Work to be completed: What lines of the data hold the string "heading"? Pull each one out.

BEGIN Data records

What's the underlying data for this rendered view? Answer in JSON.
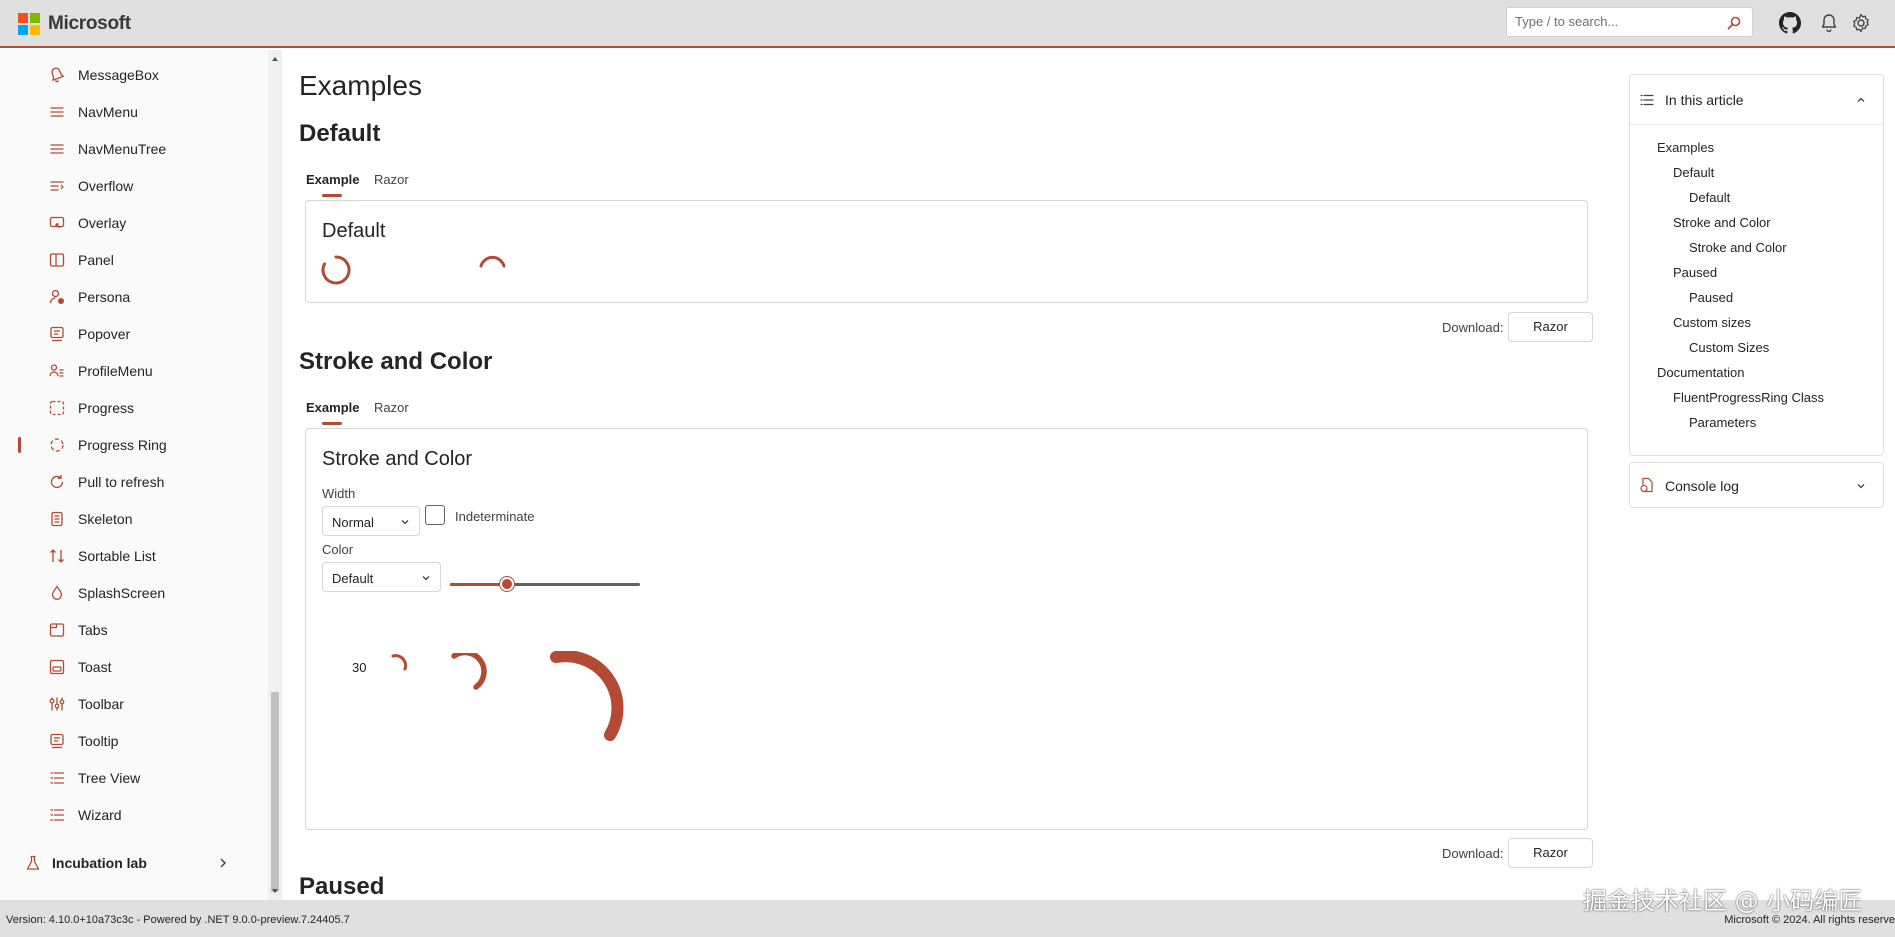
{
  "brand": {
    "name": "Microsoft",
    "logo_colors": [
      "#f25022",
      "#7fba00",
      "#00a4ef",
      "#ffb900"
    ]
  },
  "header": {
    "search_placeholder": "Type / to search...",
    "icons": [
      "github-icon",
      "bell-icon",
      "gear-icon"
    ]
  },
  "accent_color": "#b24a34",
  "sidebar": {
    "items": [
      {
        "label": "MessageBox",
        "icon": "bell-outline-icon"
      },
      {
        "label": "NavMenu",
        "icon": "navigation-icon"
      },
      {
        "label": "NavMenuTree",
        "icon": "navigation-icon"
      },
      {
        "label": "Overflow",
        "icon": "text-overflow-icon"
      },
      {
        "label": "Overlay",
        "icon": "overlay-icon"
      },
      {
        "label": "Panel",
        "icon": "panel-icon"
      },
      {
        "label": "Persona",
        "icon": "persona-icon"
      },
      {
        "label": "Popover",
        "icon": "popover-icon"
      },
      {
        "label": "ProfileMenu",
        "icon": "people-icon"
      },
      {
        "label": "Progress",
        "icon": "progress-icon"
      },
      {
        "label": "Progress Ring",
        "icon": "progress-ring-icon",
        "active": true
      },
      {
        "label": "Pull to refresh",
        "icon": "refresh-icon"
      },
      {
        "label": "Skeleton",
        "icon": "skeleton-icon"
      },
      {
        "label": "Sortable List",
        "icon": "sort-icon"
      },
      {
        "label": "SplashScreen",
        "icon": "drop-icon"
      },
      {
        "label": "Tabs",
        "icon": "tabs-icon"
      },
      {
        "label": "Toast",
        "icon": "toast-icon"
      },
      {
        "label": "Toolbar",
        "icon": "toolbar-icon"
      },
      {
        "label": "Tooltip",
        "icon": "tooltip-icon"
      },
      {
        "label": "Tree View",
        "icon": "tree-icon"
      },
      {
        "label": "Wizard",
        "icon": "wizard-icon"
      }
    ],
    "incubation_label": "Incubation lab"
  },
  "main": {
    "title": "Examples",
    "sections": [
      {
        "heading": "Default",
        "tabs": [
          "Example",
          "Razor"
        ],
        "active_tab": "Example",
        "card_title": "Default",
        "download_label": "Download:",
        "download_button": "Razor"
      },
      {
        "heading": "Stroke and Color",
        "tabs": [
          "Example",
          "Razor"
        ],
        "active_tab": "Example",
        "card_title": "Stroke and Color",
        "width_label": "Width",
        "width_value": "Normal",
        "indeterminate_label": "Indeterminate",
        "indeterminate_checked": false,
        "color_label": "Color",
        "color_value": "Default",
        "slider_value": 30,
        "slider_fraction": 0.3,
        "value_display": "30",
        "download_label": "Download:",
        "download_button": "Razor"
      },
      {
        "heading": "Paused"
      }
    ]
  },
  "toc": {
    "title": "In this article",
    "links": [
      {
        "label": "Examples",
        "level": 0
      },
      {
        "label": "Default",
        "level": 1
      },
      {
        "label": "Default",
        "level": 2
      },
      {
        "label": "Stroke and Color",
        "level": 1
      },
      {
        "label": "Stroke and Color",
        "level": 2
      },
      {
        "label": "Paused",
        "level": 1
      },
      {
        "label": "Paused",
        "level": 2
      },
      {
        "label": "Custom sizes",
        "level": 1
      },
      {
        "label": "Custom Sizes",
        "level": 2
      },
      {
        "label": "Documentation",
        "level": 0
      },
      {
        "label": "FluentProgressRing Class",
        "level": 1
      },
      {
        "label": "Parameters",
        "level": 2
      }
    ]
  },
  "console": {
    "title": "Console log"
  },
  "footer": {
    "version": "Version: 4.10.0+10a73c3c  -  Powered by .NET 9.0.0-preview.7.24405.7",
    "copyright": "Microsoft © 2024. All rights reserve"
  },
  "watermark": "掘金技术社区 @ 小码编匠"
}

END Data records

Solution below:
        "heading": "Default",
        "heading": "Stroke and Color",
        "heading": "Paused"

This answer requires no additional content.